If the world feels like a better place today, that’s because it is. It’s opening day in Cincinnati. Baseball is back, Marty’s on the radio and hope springs eternal once again. There are a lot of reason that I love baseball, but the biggest one is that it’s the game that best mirrors life.
You Have To Swing The Bat
There’s one baseball player that everyone has heard of. Babe Ruth. He was the homerun king for most of the 20th Century. He also struck out more frequently than he hit home runs. It didn’t stop him. He still showed up and give his best swing.
In life, we have to step to the plate and swing the bat to make anything happen. We can study, plan and prepare as much as we want but if we leave the bat on our shoulder, we’ll never get a hit.
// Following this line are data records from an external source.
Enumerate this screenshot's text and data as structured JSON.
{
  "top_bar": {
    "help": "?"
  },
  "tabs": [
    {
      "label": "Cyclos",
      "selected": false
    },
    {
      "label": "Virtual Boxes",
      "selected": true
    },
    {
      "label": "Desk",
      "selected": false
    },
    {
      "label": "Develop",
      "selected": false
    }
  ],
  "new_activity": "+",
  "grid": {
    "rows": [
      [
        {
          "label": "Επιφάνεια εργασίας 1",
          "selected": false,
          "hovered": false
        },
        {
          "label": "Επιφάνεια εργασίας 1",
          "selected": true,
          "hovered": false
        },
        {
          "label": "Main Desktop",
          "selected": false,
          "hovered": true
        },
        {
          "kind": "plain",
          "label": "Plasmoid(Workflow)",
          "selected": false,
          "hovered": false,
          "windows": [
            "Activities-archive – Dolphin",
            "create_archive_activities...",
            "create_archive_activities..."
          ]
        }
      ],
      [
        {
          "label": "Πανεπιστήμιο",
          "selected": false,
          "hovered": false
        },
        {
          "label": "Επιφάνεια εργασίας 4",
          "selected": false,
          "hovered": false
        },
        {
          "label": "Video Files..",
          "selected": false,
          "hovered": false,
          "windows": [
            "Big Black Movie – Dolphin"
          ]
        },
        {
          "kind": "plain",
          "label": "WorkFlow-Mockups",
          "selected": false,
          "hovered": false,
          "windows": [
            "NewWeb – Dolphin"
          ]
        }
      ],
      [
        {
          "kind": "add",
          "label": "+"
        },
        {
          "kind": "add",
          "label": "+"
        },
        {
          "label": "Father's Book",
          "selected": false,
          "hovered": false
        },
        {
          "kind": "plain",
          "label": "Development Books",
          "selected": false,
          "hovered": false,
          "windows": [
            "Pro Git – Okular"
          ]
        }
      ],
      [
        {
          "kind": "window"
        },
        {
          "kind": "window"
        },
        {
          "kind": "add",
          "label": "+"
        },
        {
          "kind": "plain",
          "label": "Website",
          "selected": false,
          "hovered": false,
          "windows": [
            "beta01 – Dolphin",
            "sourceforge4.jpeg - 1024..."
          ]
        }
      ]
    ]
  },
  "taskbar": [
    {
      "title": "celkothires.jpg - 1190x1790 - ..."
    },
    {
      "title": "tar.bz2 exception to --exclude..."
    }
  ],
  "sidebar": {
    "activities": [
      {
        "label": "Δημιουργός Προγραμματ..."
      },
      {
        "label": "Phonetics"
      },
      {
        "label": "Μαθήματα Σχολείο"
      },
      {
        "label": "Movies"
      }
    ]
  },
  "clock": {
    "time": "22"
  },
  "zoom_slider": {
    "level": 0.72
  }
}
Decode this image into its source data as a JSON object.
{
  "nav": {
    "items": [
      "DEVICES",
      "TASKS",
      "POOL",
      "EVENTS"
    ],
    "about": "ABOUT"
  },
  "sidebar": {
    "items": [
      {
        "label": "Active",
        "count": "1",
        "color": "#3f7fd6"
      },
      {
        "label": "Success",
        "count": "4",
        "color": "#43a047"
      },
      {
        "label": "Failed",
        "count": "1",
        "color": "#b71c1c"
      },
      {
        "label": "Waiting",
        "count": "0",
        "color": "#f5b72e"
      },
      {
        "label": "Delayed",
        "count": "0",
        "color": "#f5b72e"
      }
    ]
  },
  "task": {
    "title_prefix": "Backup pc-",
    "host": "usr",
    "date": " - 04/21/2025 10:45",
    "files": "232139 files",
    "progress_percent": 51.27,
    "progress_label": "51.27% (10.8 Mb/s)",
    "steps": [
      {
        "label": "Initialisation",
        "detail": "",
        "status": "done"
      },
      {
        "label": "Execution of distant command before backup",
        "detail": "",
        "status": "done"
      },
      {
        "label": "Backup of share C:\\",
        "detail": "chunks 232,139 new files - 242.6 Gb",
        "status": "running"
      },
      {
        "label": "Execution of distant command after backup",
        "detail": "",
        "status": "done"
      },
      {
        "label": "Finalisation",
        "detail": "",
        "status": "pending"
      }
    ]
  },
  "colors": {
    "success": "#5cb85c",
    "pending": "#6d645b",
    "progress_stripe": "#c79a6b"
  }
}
Simply put, we have to try.
It’s Mostly Sprints And Rests
The bases in baseball at 90 feet apart. It isn’t very often that a player has to run more than that before they get to rest. They hit the ball, run 90 feet and rest until someone else hits the ball and they can run another 90 feet and if they’re safe, they can rest before they have to sprint again.
Much of the life is made up of sprints the rests. The most successful people I know are able to work incredibly hard for short bursts, rest and then sprint again. They focus on the task before them, their 90 feet. They run it as hard they can and then rest until its time to sprint again.
Homerun hitters are great, but teams are built around people that can put the ball in play consistently. A hitter with a .300 and 10 home runs is more valuable than the one hitting .240 with 20 home runs. One is consistent and makes things happen by putting the ball in play while the other hits more home runs, but is a lot less reliable.
In life, home runs are great and we all like them, but there’s more value in being consistent. We all know people who can turn in one good month, but it happens once a quarter. These people are homerun hitters, when they hit the ball, it goes a long way. They will be beaten by singles hitters that turn in a solid performance every month, no matter what. In baseball and business, consistency counts.
If the world seems like a better place to day, it’s because it is. Opening Day is one of the most exciting days of the year. I love it because I’m reminded again that I have to swing the bat, be prepared to sprint and consistently put the work in. Baseball is a lot like life. Life is the only game more rewarding.